**PROBLEM TO WORK ON:** The number of lines in the records that include "data" is all you should give.

**PROVIDED MATERIAL:**
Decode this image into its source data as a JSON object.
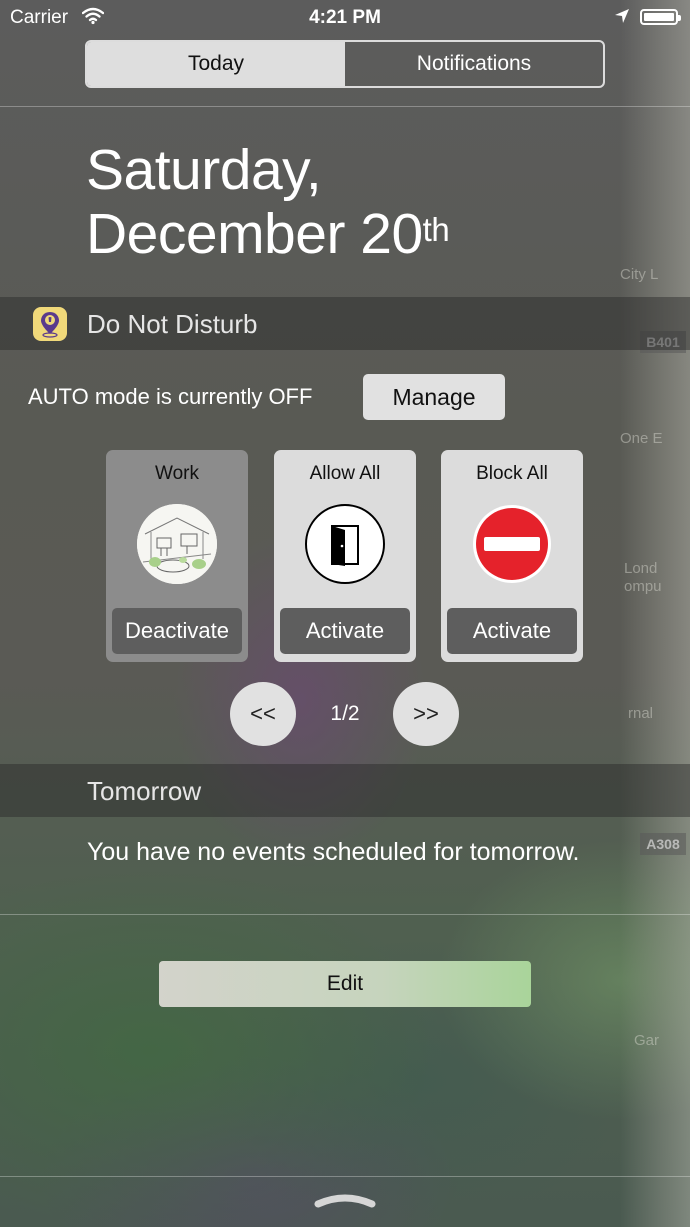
{
  "status_bar": {
    "carrier": "Carrier",
    "time": "4:21 PM"
  },
  "tabs": [
    {
      "label": "Today",
      "active": true
    },
    {
      "label": "Notifications",
      "active": false
    }
  ],
  "date": {
    "line1": "Saturday,",
    "line2": "December 20",
    "suffix": "th"
  },
  "dnd_widget": {
    "title": "Do Not Disturb",
    "auto_mode_text": "AUTO mode is currently OFF",
    "manage_label": "Manage",
    "profiles": [
      {
        "name": "Work",
        "action": "Deactivate",
        "icon": "office-sketch-icon",
        "selected": true
      },
      {
        "name": "Allow All",
        "action": "Activate",
        "icon": "open-door-icon",
        "selected": false
      },
      {
        "name": "Block All",
        "action": "Activate",
        "icon": "no-entry-icon",
        "selected": false
      }
    ],
    "pager": {
      "prev_label": "<<",
      "page_text": "1/2",
      "next_label": ">>"
    }
  },
  "tomorrow": {
    "title": "Tomorrow",
    "message": "You have no events scheduled for tomorrow."
  },
  "edit_label": "Edit",
  "background_map_labels": [
    "City L",
    "B401",
    "One E",
    "Lond",
    "ompu",
    "rnal",
    "A308",
    "Gar"
  ],
  "colors": {
    "no_entry_red": "#e5222b",
    "app_icon_yellow": "#f1d97a",
    "app_icon_purple": "#5b3a8c"
  }
}
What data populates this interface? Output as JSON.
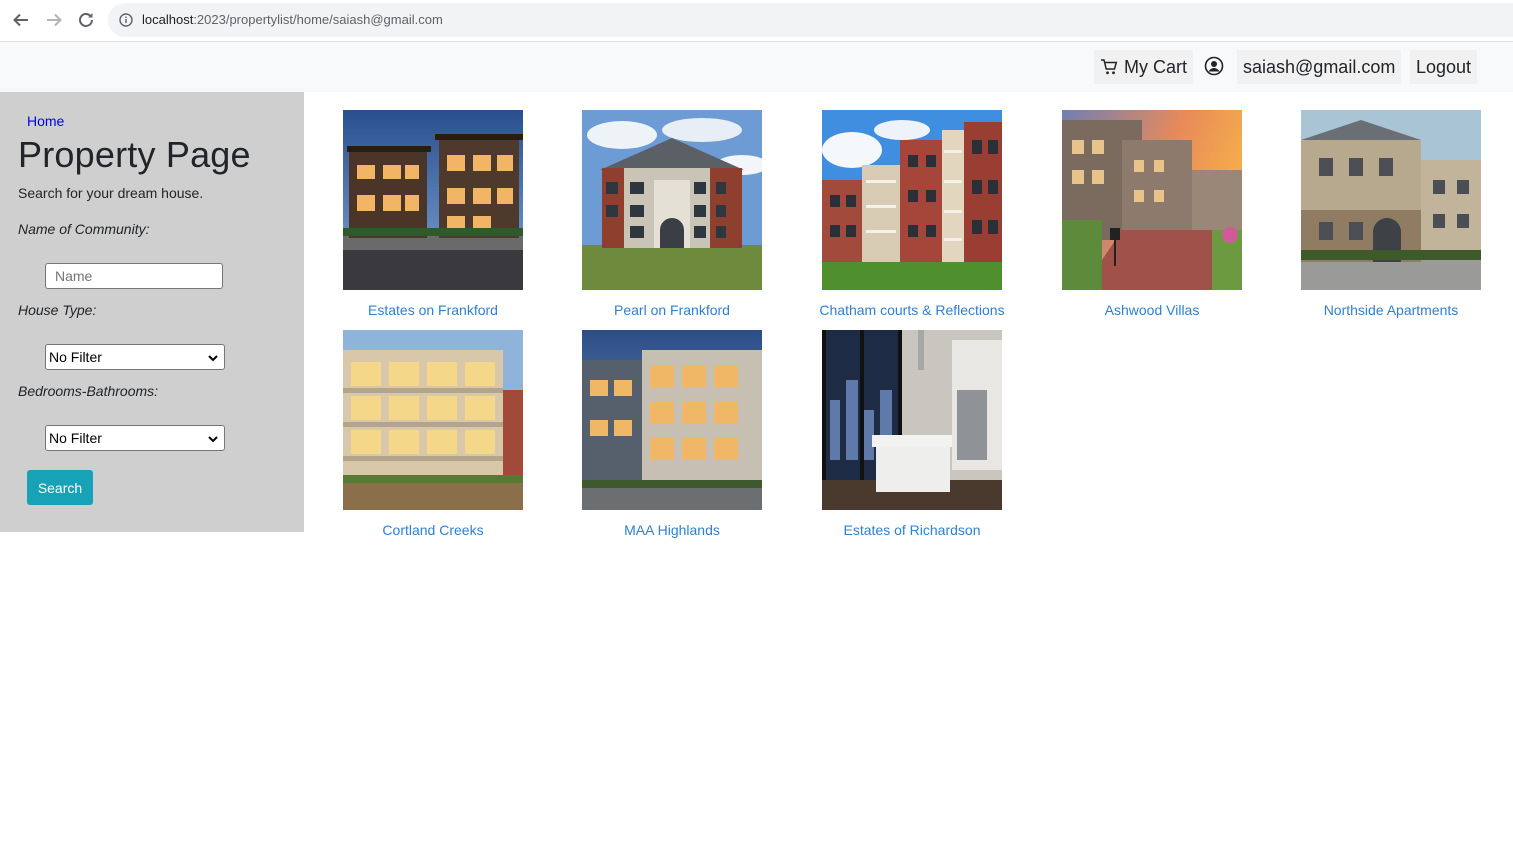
{
  "browser": {
    "url_host": "localhost",
    "url_path": ":2023/propertylist/home/saiash@gmail.com"
  },
  "topnav": {
    "cart_label": "My Cart",
    "user_email": "saiash@gmail.com",
    "logout_label": "Logout"
  },
  "sidebar": {
    "home_link": "Home",
    "title": "Property Page",
    "subtitle": "Search for your dream house.",
    "community_label": "Name of Community:",
    "community_placeholder": "Name",
    "house_type_label": "House Type:",
    "house_type_value": "No Filter",
    "bed_bath_label": "Bedrooms-Bathrooms:",
    "bed_bath_value": "No Filter",
    "search_button": "Search"
  },
  "properties": [
    {
      "name": "Estates on Frankford"
    },
    {
      "name": "Pearl on Frankford"
    },
    {
      "name": "Chatham courts & Reflections"
    },
    {
      "name": "Ashwood Villas"
    },
    {
      "name": "Northside Apartments"
    },
    {
      "name": "Cortland Creeks"
    },
    {
      "name": "MAA Highlands"
    },
    {
      "name": "Estates of Richardson"
    }
  ],
  "colors": {
    "sidebar_bg": "#cfcfcf",
    "link": "#2f80d1",
    "search_button": "#17a2b8"
  }
}
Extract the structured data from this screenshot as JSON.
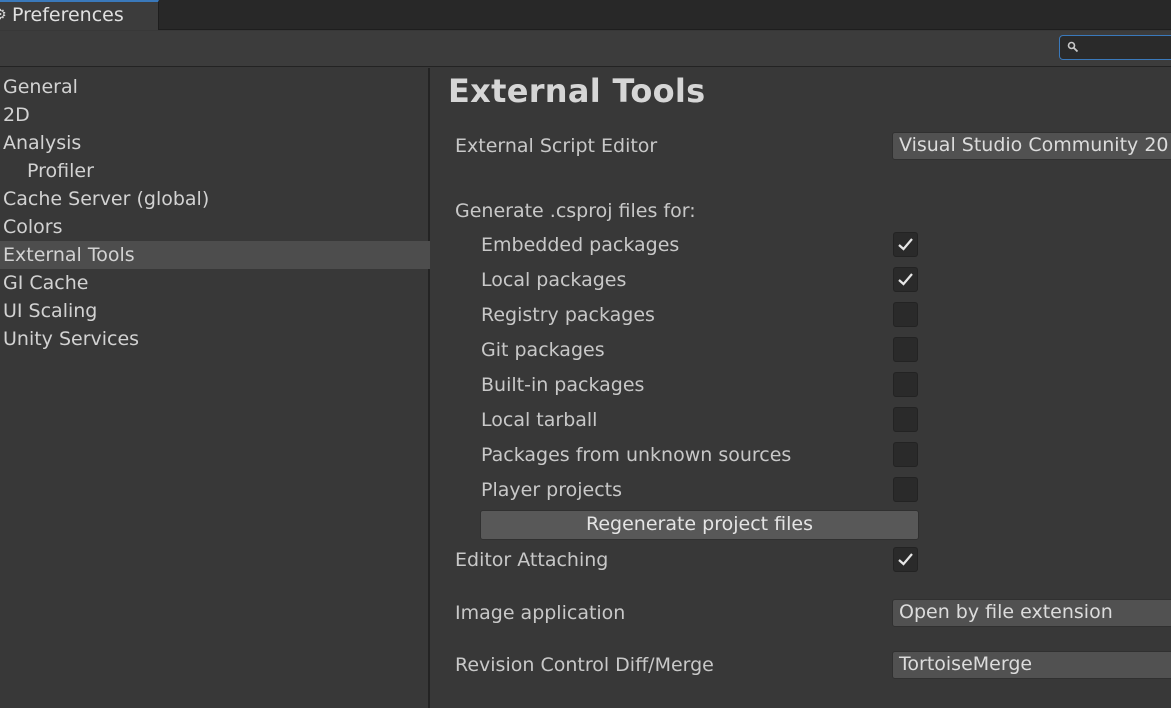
{
  "window": {
    "tab_title": "Preferences"
  },
  "search": {
    "value": "",
    "icon": "search-icon"
  },
  "sidebar": {
    "items": [
      {
        "label": "General"
      },
      {
        "label": "2D"
      },
      {
        "label": "Analysis"
      },
      {
        "label": "Profiler"
      },
      {
        "label": "Cache Server (global)"
      },
      {
        "label": "Colors"
      },
      {
        "label": "External Tools",
        "selected": true
      },
      {
        "label": "GI Cache"
      },
      {
        "label": "UI Scaling"
      },
      {
        "label": "Unity Services"
      }
    ]
  },
  "main": {
    "title": "External Tools",
    "script_editor": {
      "label": "External Script Editor",
      "value": "Visual Studio Community 20"
    },
    "generate_label": "Generate .csproj files for:",
    "packages": [
      {
        "label": "Embedded packages",
        "checked": true
      },
      {
        "label": "Local packages",
        "checked": true
      },
      {
        "label": "Registry packages",
        "checked": false
      },
      {
        "label": "Git packages",
        "checked": false
      },
      {
        "label": "Built-in packages",
        "checked": false
      },
      {
        "label": "Local tarball",
        "checked": false
      },
      {
        "label": "Packages from unknown sources",
        "checked": false
      },
      {
        "label": "Player projects",
        "checked": false
      }
    ],
    "regenerate_button": "Regenerate project files",
    "editor_attaching": {
      "label": "Editor Attaching",
      "checked": true
    },
    "image_application": {
      "label": "Image application",
      "value": "Open by file extension"
    },
    "revision_control": {
      "label": "Revision Control Diff/Merge",
      "value": "TortoiseMerge"
    }
  },
  "colors": {
    "accent": "#3a79bb",
    "selected_row": "#4d4d4d",
    "background": "#383838"
  }
}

**ANSWER SPACE:** 3